            Freedom to Farm legislation my protect a farmer from lawsuits regarding the odd corn husk that blows around but the Environmental Protection Agency may insist on a catalytic converter on your cow and a collection plan for it’s manure. It goes on like that. Runoff is being very closely watched by several agencies.

            Joe

          • Steve Payne says:

            RE: Conowingo Dam
            http://www.stardem.com/news/local_news/article_a59c3fa8-0e52-11e2-a61e-001a4bcf887a.html

            The letter points out that since the lake is full of silt it runs out when there’s a flood. I would also point out that since the lake is full of silt it cannot hold as much water. Therefore the speed of the water which can’t be retained is increased even if silt isn’t. This causes erosion downstream.

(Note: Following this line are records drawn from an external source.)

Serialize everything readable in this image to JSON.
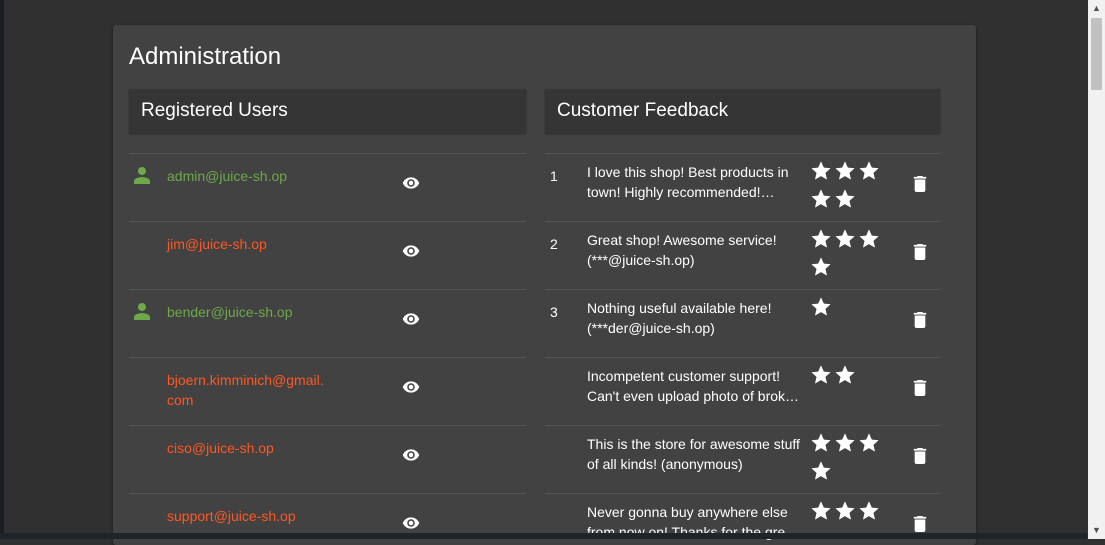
{
  "page": {
    "title": "Administration"
  },
  "users": {
    "header": "Registered Users",
    "rows": [
      {
        "email": "admin@juice-sh.op",
        "role": "admin"
      },
      {
        "email": "jim@juice-sh.op",
        "role": "customer"
      },
      {
        "email": "bender@juice-sh.op",
        "role": "admin"
      },
      {
        "email": "bjoern.kimminich@gmail.com",
        "role": "customer"
      },
      {
        "email": "ciso@juice-sh.op",
        "role": "customer"
      },
      {
        "email": "support@juice-sh.op",
        "role": "customer"
      }
    ]
  },
  "feedback": {
    "header": "Customer Feedback",
    "rows": [
      {
        "id": "1",
        "comment": "I love this shop! Best products in town! Highly recommended! (***in@juice-sh.op)",
        "rating": 5
      },
      {
        "id": "2",
        "comment": "Great shop! Awesome service! (***@juice-sh.op)",
        "rating": 4
      },
      {
        "id": "3",
        "comment": "Nothing useful available here! (***der@juice-sh.op)",
        "rating": 1
      },
      {
        "id": "",
        "comment": "Incompetent customer support! Can't even upload photo of broken purchase!",
        "rating": 2
      },
      {
        "id": "",
        "comment": "This is the store for awesome stuff of all kinds! (anonymous)",
        "rating": 4
      },
      {
        "id": "",
        "comment": "Never gonna buy anywhere else from now on! Thanks for the great service! (anonymous)",
        "rating": 3
      }
    ]
  },
  "colors": {
    "background": "#303030",
    "card": "#424242",
    "admin_email": "#6ea84a",
    "user_email": "#ff5722"
  },
  "icons": {
    "user": "person-icon",
    "view": "eye-icon",
    "delete": "trash-icon",
    "rating": "star-icon"
  }
}
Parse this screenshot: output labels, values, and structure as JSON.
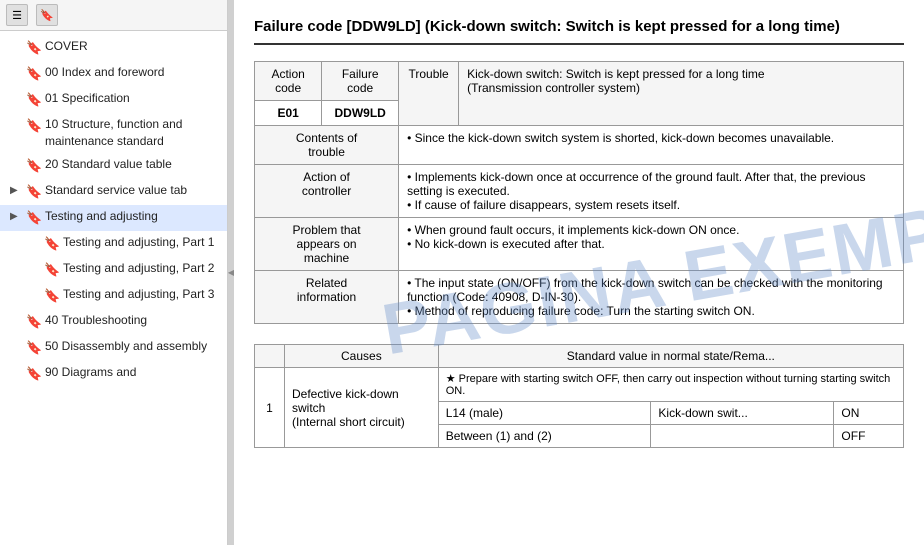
{
  "sidebar": {
    "toolbar": {
      "menu_icon": "☰",
      "bookmark_icon": "🔖"
    },
    "items": [
      {
        "id": "cover",
        "label": "COVER",
        "indent": 0,
        "expandable": false
      },
      {
        "id": "00-index",
        "label": "00 Index and foreword",
        "indent": 0,
        "expandable": false
      },
      {
        "id": "01-spec",
        "label": "01 Specification",
        "indent": 0,
        "expandable": false
      },
      {
        "id": "10-structure",
        "label": "10 Structure, function and maintenance standard",
        "indent": 0,
        "expandable": false
      },
      {
        "id": "20-standard",
        "label": "20 Standard value table",
        "indent": 0,
        "expandable": false
      },
      {
        "id": "standard-service",
        "label": "Standard service value tab",
        "indent": 0,
        "expandable": true
      },
      {
        "id": "testing1",
        "label": "Testing and adjusting",
        "indent": 0,
        "expandable": true,
        "active": true
      },
      {
        "id": "testing-part1",
        "label": "Testing and adjusting, Part 1",
        "indent": 1,
        "expandable": false
      },
      {
        "id": "testing-part2",
        "label": "Testing and adjusting, Part 2",
        "indent": 1,
        "expandable": false
      },
      {
        "id": "testing-part3",
        "label": "Testing and adjusting, Part 3",
        "indent": 1,
        "expandable": false
      },
      {
        "id": "40-troubleshooting",
        "label": "40 Troubleshooting",
        "indent": 0,
        "expandable": false
      },
      {
        "id": "50-disassembly",
        "label": "50 Disassembly and assembly",
        "indent": 0,
        "expandable": false
      },
      {
        "id": "90-diagrams",
        "label": "90 Diagrams and",
        "indent": 0,
        "expandable": false
      }
    ]
  },
  "main": {
    "title": "Failure code [DDW9LD] (Kick-down switch: Switch is kept pressed for a long time)",
    "title_short": "Failure code [DDW9LD] (Kick-down switch: Switch is ke...\nlong time)",
    "table1": {
      "headers": [
        "Action code",
        "Failure code",
        "Trouble"
      ],
      "action_code": "E01",
      "failure_code": "DDW9LD",
      "trouble_desc": "Kick-down switch: Switch is kept pressed for a long time (Transmission controller system)",
      "rows": [
        {
          "label": "Contents of trouble",
          "content": "Since the kick-down switch system is shorted, kick-down becomes unavailable."
        },
        {
          "label": "Action of controller",
          "content": "Implements kick-down once at occurrence of the ground fault. After that, the previous setting is executed.\nIf cause of failure disappears, system resets itself."
        },
        {
          "label": "Problem that appears on machine",
          "content": "When ground fault occurs, it implements kick-down ON once.\nNo kick-down is executed after that."
        },
        {
          "label": "Related information",
          "content_lines": [
            "The input state (ON/OFF) from the kick-down switch can be checked with the monitoring function (Code: 40908, D-IN-30).",
            "Method of reproducing failure code: Turn the starting switch ON."
          ]
        }
      ]
    },
    "table2": {
      "headers": [
        "Causes",
        "Standard value in normal state/Rema..."
      ],
      "rows": [
        {
          "num": "1",
          "cause": "Defective kick-down switch (Internal short circuit)",
          "sub_rows": [
            {
              "condition": "★ Prepare with starting switch OFF, then carry out inspection without turning starting switch ON.",
              "label1": "L14 (male)",
              "label2": "Kick-down swit...",
              "label3": "Between (1) and (2)",
              "val1": "ON",
              "val2": "OFF"
            }
          ]
        }
      ]
    },
    "watermark": "PAGINA EXEMPLU"
  }
}
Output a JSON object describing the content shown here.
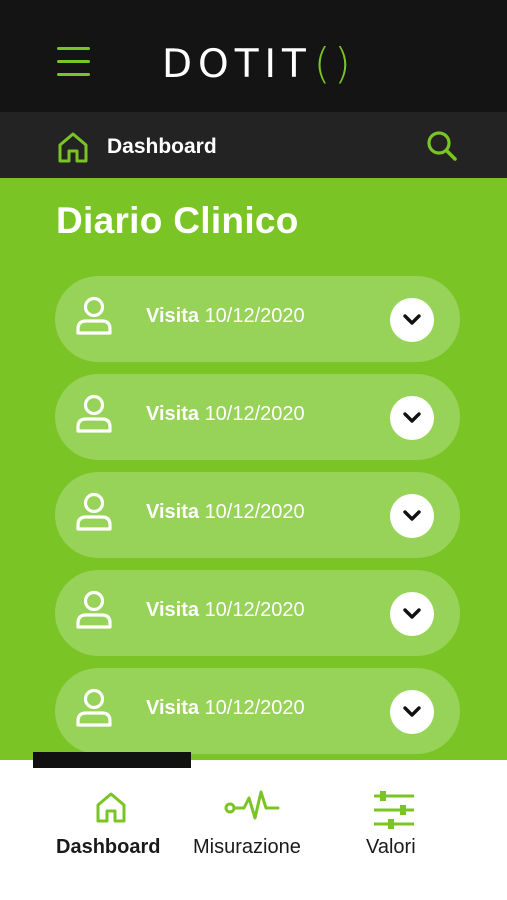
{
  "app": {
    "logo_text": "DOTIT",
    "logo_brackets": "()",
    "accent_color": "#7ac426",
    "dark_color": "#141414"
  },
  "header": {
    "menu_icon": "hamburger-menu-icon",
    "breadcrumb": "Dashboard",
    "breadcrumb_icon": "home-icon",
    "search_icon": "search-icon"
  },
  "main": {
    "title": "Diario Clinico",
    "visits": [
      {
        "prefix": "Visita",
        "date": "10/12/2020",
        "icon": "user-icon",
        "toggle_icon": "chevron-down-icon"
      },
      {
        "prefix": "Visita",
        "date": "10/12/2020",
        "icon": "user-icon",
        "toggle_icon": "chevron-down-icon"
      },
      {
        "prefix": "Visita",
        "date": "10/12/2020",
        "icon": "user-icon",
        "toggle_icon": "chevron-down-icon"
      },
      {
        "prefix": "Visita",
        "date": "10/12/2020",
        "icon": "user-icon",
        "toggle_icon": "chevron-down-icon"
      },
      {
        "prefix": "Visita",
        "date": "10/12/2020",
        "icon": "user-icon",
        "toggle_icon": "chevron-down-icon"
      }
    ]
  },
  "bottom_nav": {
    "items": [
      {
        "label": "Dashboard",
        "icon": "home-icon",
        "active": true
      },
      {
        "label": "Misurazione",
        "icon": "heartbeat-icon",
        "active": false
      },
      {
        "label": "Valori",
        "icon": "sliders-icon",
        "active": false
      }
    ]
  }
}
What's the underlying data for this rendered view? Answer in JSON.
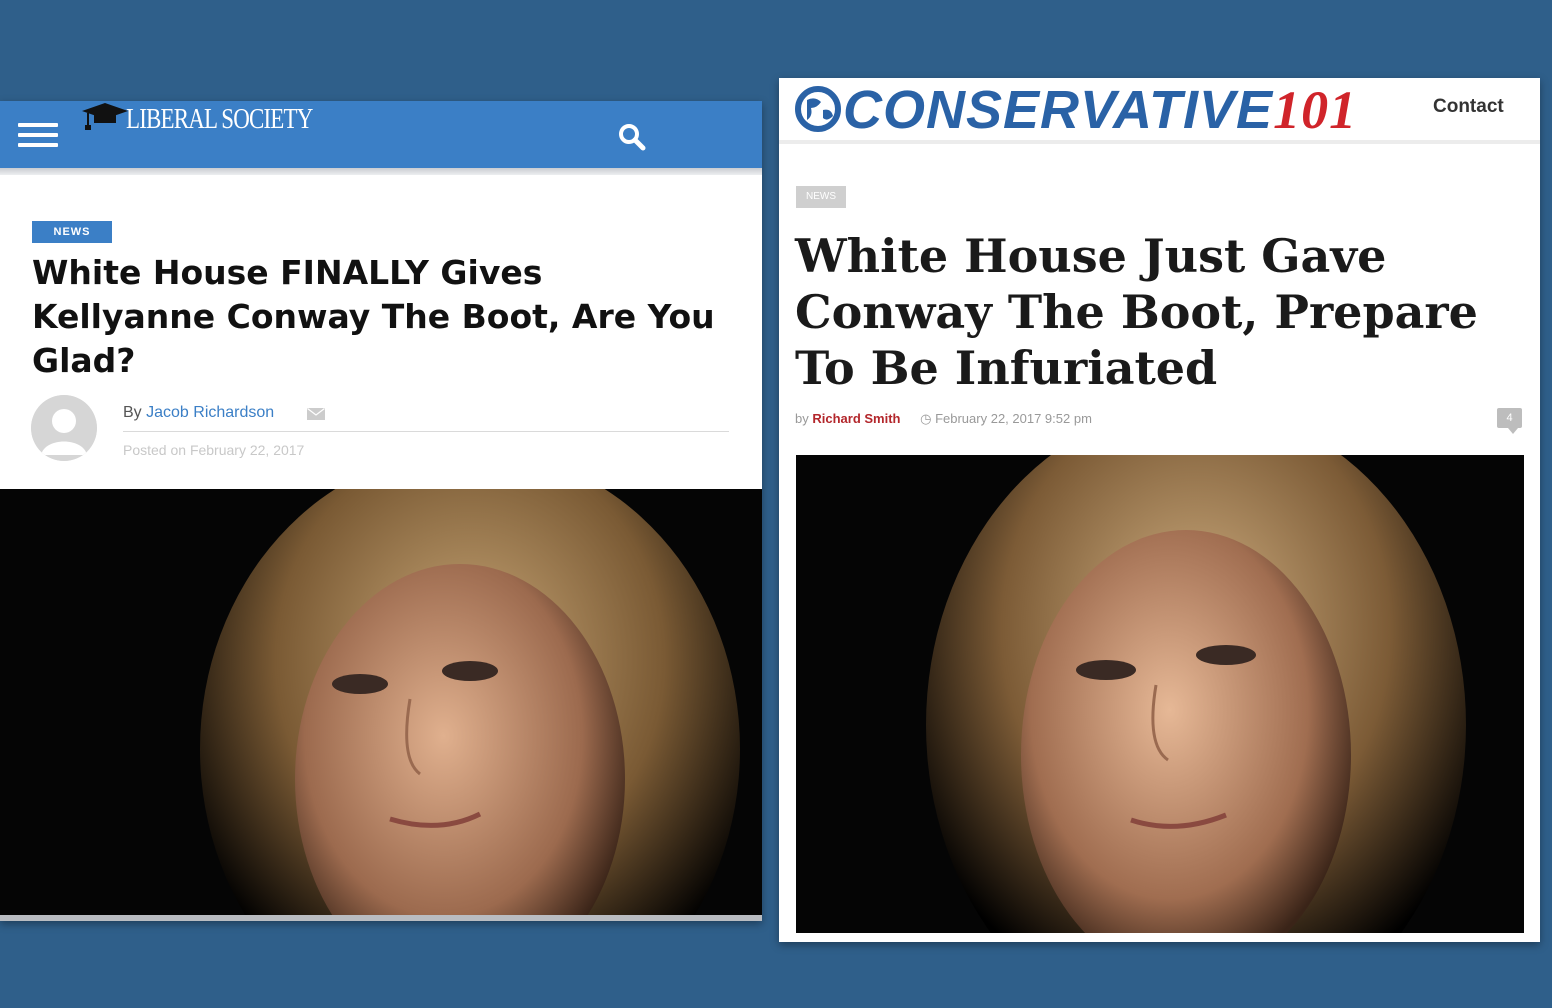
{
  "left_site": {
    "logo_text": "LIBERAL SOCIETY",
    "menu_icon": "hamburger-menu-icon",
    "search_icon": "search-icon",
    "badge": "NEWS",
    "headline": "White House FINALLY Gives Kellyanne Conway The Boot, Are You Glad?",
    "byline_prefix": "By",
    "author": "Jacob Richardson",
    "posted": "Posted on February 22, 2017",
    "accent_color": "#3b7fc6"
  },
  "right_site": {
    "logo_main": "CONSERVATIVE",
    "logo_number": "101",
    "nav_contact": "Contact",
    "badge": "NEWS",
    "headline": "White House Just Gave Conway The Boot, Prepare To Be Infuriated",
    "byline_prefix": "by",
    "author": "Richard Smith",
    "date": "February 22, 2017 9:52 pm",
    "comment_count": "4",
    "brand_blue": "#2a62a6",
    "brand_red": "#d0242a"
  },
  "background_color": "#2f5f8a"
}
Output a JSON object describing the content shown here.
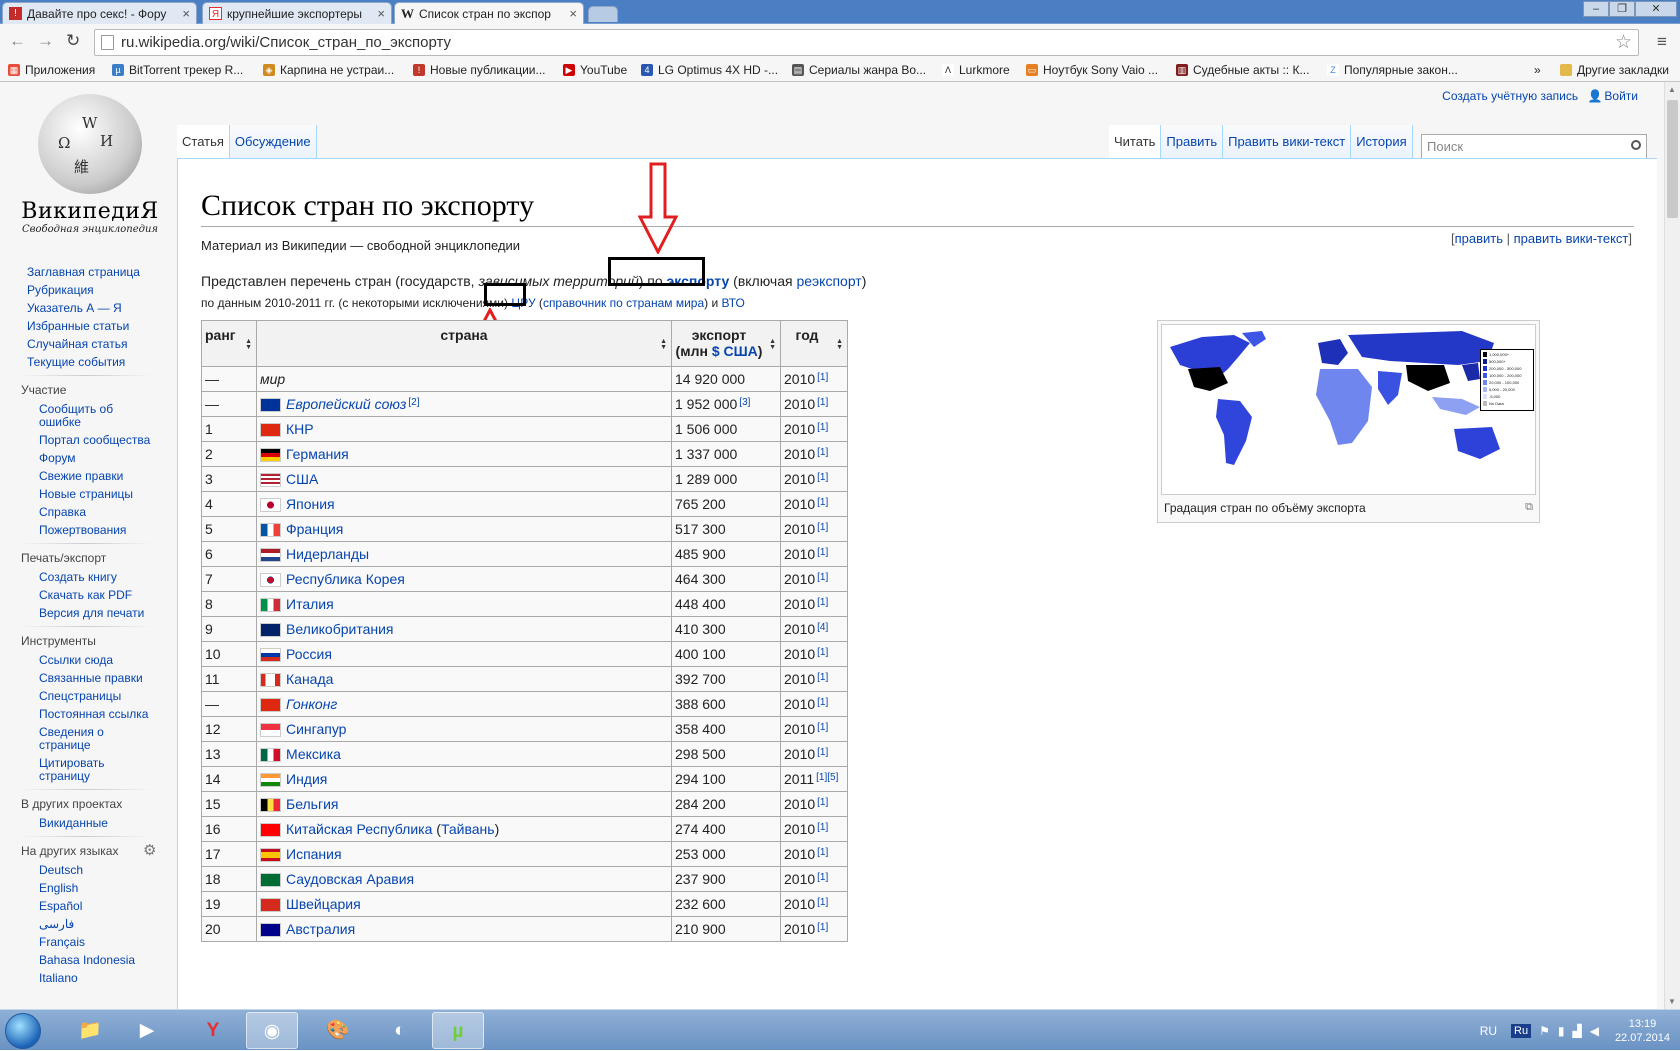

        • Steve Payne says:

          Running waters are considered public even if located on private property. Even surface drainage in some cases. Like Joe says, laws having to do with water and it’s use go back to colonial times. Pollution regulations of those waters comes from those rights.

  2. joe diamond says:

    The hunting and fishing component of the local economy is a small bright spot. It cannot be enlarged quickly. It could shrink or vanish quickly for many reasons.

    The whole point of the natural resources laws is to control the harvest of excess game and fish while maintaining an ongoing population of animals for the future. Migratory birds are subject to hunting pressure and environmental stress all along their annual route and cannot be hunted in the northern nesting grounds. Fish are more on their own as they migrate to the oceans but the idea is the same. This area is a small part of a very large dynamic system.

    The local fields, streams and rivers can be controlled. Sudden changes in their management will produce very quick changes for animal populations.
    So I can see some regulation of what goes into streams and what is grown on fields. The Bay fishery likewise needs to be monitored. All this has been going on for quite some time. It is this monitoring that needs the input of science and not economic pressure. The number of government agencies monitoring the region has been growing and there has been disputes among the regulators. We may be at a point where the din of commercial, recreational and governmental regulators grid locks maintenance or improvement of the situation.

    Joe

    • Joe, your last two sentences says it all. When the regulators begin disputing each other, the goal no longer becomes preserving the environment but becomes preserving political turf.

Write a Letter to the Editor on this Article

We encourage readers to offer their point of view on this article by submitting the following form. Editing is sometimes necessary and is done at the discretion of the editorial staff.